    • ‘Small bunches of drying herbs gathered on the tops of cupboards and on high shelves, part of their mother's trade as a chandler.’
    • ‘The butcher, chandler and haberdasher were all nearby, as they'd all been able to afford farms near to the railway.’
    • ‘I buy this from my local corn chandler at *10 per 20Kg sack.’
    • ‘In 1439, William Aylewyn, a chandler, obtained royal licence to buy 200 quarts of barley in Norfolk to bring to Maldon.’
    1. 2.1A person who makes and sells candles.
      • ‘It seemed that every trades-man in the county, from the black-smith to the chandler, came out of the wood-work to proclaim that he was beholden to them.’
      • ‘There is also a special crafts Christmas market with workshops of gold and silversmiths, furriers, chandlers, bookbinders, and bakers at the St. Margareth's Church.’
      • ‘The son of a tallow chandler, Collins was 14 when he arrived in Salisbury - a small town bounded by the river running alongside its High Street on its west side and Culver Street to the east.’
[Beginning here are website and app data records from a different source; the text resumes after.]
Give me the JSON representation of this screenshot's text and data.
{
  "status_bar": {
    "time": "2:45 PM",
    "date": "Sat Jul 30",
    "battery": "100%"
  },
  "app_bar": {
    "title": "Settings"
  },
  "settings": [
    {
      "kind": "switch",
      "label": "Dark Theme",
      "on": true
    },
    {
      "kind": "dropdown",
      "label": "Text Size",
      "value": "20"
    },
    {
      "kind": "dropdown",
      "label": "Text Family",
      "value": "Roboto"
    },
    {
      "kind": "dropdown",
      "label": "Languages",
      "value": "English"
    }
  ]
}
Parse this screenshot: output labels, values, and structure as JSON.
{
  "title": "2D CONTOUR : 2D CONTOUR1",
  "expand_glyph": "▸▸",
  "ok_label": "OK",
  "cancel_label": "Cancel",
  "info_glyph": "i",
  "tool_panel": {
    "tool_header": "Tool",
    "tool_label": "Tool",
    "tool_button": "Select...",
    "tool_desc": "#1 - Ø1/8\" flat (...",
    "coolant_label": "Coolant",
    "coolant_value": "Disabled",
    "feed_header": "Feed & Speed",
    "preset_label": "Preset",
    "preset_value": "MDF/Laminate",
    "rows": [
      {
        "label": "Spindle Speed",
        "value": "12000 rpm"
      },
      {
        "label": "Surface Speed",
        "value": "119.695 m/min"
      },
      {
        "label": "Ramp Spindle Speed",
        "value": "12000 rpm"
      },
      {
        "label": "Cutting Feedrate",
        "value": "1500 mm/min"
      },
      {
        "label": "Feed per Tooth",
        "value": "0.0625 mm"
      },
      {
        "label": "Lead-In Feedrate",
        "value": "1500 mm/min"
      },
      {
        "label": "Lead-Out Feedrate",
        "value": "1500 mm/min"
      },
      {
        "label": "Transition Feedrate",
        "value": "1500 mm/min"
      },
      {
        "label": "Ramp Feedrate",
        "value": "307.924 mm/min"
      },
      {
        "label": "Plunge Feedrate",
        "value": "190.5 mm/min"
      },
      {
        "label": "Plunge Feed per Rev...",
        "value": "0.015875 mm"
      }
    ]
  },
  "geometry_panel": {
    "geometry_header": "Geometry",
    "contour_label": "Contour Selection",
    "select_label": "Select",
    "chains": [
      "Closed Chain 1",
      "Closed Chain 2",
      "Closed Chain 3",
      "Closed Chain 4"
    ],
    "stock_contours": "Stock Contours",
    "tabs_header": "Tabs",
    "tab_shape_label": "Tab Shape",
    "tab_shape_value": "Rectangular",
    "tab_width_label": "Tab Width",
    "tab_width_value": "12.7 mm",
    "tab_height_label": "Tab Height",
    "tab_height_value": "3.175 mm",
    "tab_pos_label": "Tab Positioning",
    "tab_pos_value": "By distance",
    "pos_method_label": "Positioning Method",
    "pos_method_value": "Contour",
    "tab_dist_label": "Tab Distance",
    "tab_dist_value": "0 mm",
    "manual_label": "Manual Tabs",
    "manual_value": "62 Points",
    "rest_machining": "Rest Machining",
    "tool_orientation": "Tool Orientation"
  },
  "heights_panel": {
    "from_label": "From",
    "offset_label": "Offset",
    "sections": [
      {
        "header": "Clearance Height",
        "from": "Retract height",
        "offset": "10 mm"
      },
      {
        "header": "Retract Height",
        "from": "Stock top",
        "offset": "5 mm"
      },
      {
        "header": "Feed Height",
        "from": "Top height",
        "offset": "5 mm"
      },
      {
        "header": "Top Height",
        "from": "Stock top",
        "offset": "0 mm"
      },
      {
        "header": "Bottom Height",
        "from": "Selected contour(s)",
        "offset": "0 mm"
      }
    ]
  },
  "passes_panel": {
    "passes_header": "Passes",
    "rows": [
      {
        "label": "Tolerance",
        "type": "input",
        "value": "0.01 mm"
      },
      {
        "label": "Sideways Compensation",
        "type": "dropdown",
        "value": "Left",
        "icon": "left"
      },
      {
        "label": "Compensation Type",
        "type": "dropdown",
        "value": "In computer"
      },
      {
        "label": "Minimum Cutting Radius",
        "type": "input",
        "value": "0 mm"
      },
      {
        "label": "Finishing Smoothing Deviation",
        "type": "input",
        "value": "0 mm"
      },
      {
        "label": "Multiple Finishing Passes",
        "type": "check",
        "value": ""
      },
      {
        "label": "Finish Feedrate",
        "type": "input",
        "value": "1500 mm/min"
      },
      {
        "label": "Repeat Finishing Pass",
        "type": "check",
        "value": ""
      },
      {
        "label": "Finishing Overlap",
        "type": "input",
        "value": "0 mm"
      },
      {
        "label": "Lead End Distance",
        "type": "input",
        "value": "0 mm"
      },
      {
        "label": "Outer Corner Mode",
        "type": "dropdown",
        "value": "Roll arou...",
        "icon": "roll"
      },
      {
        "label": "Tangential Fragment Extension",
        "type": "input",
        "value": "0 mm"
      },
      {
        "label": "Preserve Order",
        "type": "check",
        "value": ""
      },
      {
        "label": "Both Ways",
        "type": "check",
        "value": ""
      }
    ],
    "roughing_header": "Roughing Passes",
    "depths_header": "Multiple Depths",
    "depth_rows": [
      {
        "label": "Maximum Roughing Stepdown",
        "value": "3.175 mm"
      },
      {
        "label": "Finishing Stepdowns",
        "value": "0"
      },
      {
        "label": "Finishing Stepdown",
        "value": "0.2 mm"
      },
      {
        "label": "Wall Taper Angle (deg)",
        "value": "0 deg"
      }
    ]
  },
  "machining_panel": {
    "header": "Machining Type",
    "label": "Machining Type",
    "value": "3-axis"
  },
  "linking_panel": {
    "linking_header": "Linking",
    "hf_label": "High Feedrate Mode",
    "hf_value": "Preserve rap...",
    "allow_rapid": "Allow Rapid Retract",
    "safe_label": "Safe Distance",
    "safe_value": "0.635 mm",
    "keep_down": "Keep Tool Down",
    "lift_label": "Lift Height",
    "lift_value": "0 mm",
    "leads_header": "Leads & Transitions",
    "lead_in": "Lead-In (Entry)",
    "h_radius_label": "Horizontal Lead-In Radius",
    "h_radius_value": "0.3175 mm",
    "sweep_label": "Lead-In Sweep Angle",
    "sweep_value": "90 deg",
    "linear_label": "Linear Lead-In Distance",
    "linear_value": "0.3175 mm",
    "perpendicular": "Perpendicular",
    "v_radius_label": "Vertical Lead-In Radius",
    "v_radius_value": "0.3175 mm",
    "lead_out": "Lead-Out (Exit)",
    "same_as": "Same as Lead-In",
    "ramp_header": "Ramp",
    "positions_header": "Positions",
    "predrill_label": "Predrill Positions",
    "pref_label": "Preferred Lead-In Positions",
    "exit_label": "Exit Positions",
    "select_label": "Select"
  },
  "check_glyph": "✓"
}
Origin

Middle English (denoting a candle maker or candle seller): from Old French chandelier, from chandelle candle (see chandelier).

Pronunciation:

chandler

/ˈtʃɑːndlə/